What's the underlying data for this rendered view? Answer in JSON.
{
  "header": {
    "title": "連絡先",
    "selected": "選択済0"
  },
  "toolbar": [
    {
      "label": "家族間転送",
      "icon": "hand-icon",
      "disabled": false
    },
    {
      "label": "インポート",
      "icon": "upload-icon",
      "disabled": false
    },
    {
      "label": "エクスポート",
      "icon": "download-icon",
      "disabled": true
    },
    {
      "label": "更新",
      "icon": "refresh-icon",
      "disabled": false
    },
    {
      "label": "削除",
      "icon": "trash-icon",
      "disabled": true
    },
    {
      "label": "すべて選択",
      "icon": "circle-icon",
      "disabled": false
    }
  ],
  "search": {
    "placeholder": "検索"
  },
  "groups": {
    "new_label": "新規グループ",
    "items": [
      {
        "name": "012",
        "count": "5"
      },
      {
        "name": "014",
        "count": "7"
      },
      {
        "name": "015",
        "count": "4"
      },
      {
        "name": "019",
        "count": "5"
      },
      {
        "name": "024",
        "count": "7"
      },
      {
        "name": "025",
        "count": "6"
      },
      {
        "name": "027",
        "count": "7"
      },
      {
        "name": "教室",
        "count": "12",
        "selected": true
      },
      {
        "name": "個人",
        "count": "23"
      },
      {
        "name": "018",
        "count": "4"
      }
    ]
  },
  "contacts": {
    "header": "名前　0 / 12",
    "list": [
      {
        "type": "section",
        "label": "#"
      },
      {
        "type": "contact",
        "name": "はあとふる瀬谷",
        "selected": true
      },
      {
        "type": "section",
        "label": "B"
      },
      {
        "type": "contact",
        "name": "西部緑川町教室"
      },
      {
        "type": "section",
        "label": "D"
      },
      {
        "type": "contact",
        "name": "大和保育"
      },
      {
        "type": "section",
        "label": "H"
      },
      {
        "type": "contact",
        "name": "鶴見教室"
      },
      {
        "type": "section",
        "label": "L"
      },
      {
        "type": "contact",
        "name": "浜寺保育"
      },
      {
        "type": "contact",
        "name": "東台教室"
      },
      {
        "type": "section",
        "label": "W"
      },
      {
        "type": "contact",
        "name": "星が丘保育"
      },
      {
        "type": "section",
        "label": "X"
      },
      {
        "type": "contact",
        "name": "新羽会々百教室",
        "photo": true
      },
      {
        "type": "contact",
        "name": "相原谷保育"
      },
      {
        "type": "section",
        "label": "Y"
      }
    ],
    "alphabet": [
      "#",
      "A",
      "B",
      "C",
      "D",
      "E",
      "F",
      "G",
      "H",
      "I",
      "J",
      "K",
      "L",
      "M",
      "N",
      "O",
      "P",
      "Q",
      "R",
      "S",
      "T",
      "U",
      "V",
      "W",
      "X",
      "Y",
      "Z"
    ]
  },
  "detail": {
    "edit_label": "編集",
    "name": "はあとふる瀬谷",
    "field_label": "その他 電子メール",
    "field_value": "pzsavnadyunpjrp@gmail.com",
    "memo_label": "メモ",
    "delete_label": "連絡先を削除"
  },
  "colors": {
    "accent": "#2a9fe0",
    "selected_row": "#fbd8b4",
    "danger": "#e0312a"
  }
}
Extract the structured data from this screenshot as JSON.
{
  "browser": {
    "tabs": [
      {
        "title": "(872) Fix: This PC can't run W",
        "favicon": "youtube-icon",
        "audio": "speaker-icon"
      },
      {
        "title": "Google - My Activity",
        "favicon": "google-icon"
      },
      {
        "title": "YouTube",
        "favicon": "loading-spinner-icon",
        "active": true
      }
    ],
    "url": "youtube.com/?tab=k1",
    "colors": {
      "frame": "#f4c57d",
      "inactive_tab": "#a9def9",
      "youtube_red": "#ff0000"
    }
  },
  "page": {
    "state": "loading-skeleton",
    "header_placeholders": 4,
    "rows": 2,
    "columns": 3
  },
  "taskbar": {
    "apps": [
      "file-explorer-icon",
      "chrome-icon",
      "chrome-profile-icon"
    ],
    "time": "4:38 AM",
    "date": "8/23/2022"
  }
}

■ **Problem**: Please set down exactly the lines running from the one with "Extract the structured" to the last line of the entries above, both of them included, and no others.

■ **Reply**:
Extract the structured data from this screenshot as JSON.
{
  "browser": {
    "tabs": [
      {
        "title": "(872) Fix: This PC can't run W",
        "favicon": "youtube-icon",
        "audio": "speaker-icon"
      },
      {
        "title": "Google - My Activity",
        "favicon": "google-icon"
      },
      {
        "title": "YouTube",
        "favicon": "loading-spinner-icon",
        "active": true
      }
    ],
    "url": "youtube.com/?tab=k1",
    "colors": {
      "frame": "#f4c57d",
      "inactive_tab": "#a9def9",
      "youtube_red": "#ff0000"
    }
  },
  "page": {
    "state": "loading-skeleton",
    "header_placeholders": 4,
    "rows": 2,
    "columns": 3
  },
  "taskbar": {
    "apps": [
      "file-explorer-icon",
      "chrome-icon",
      "chrome-profile-icon"
    ],
    "time": "4:38 AM",
    "date": "8/23/2022"
  }
}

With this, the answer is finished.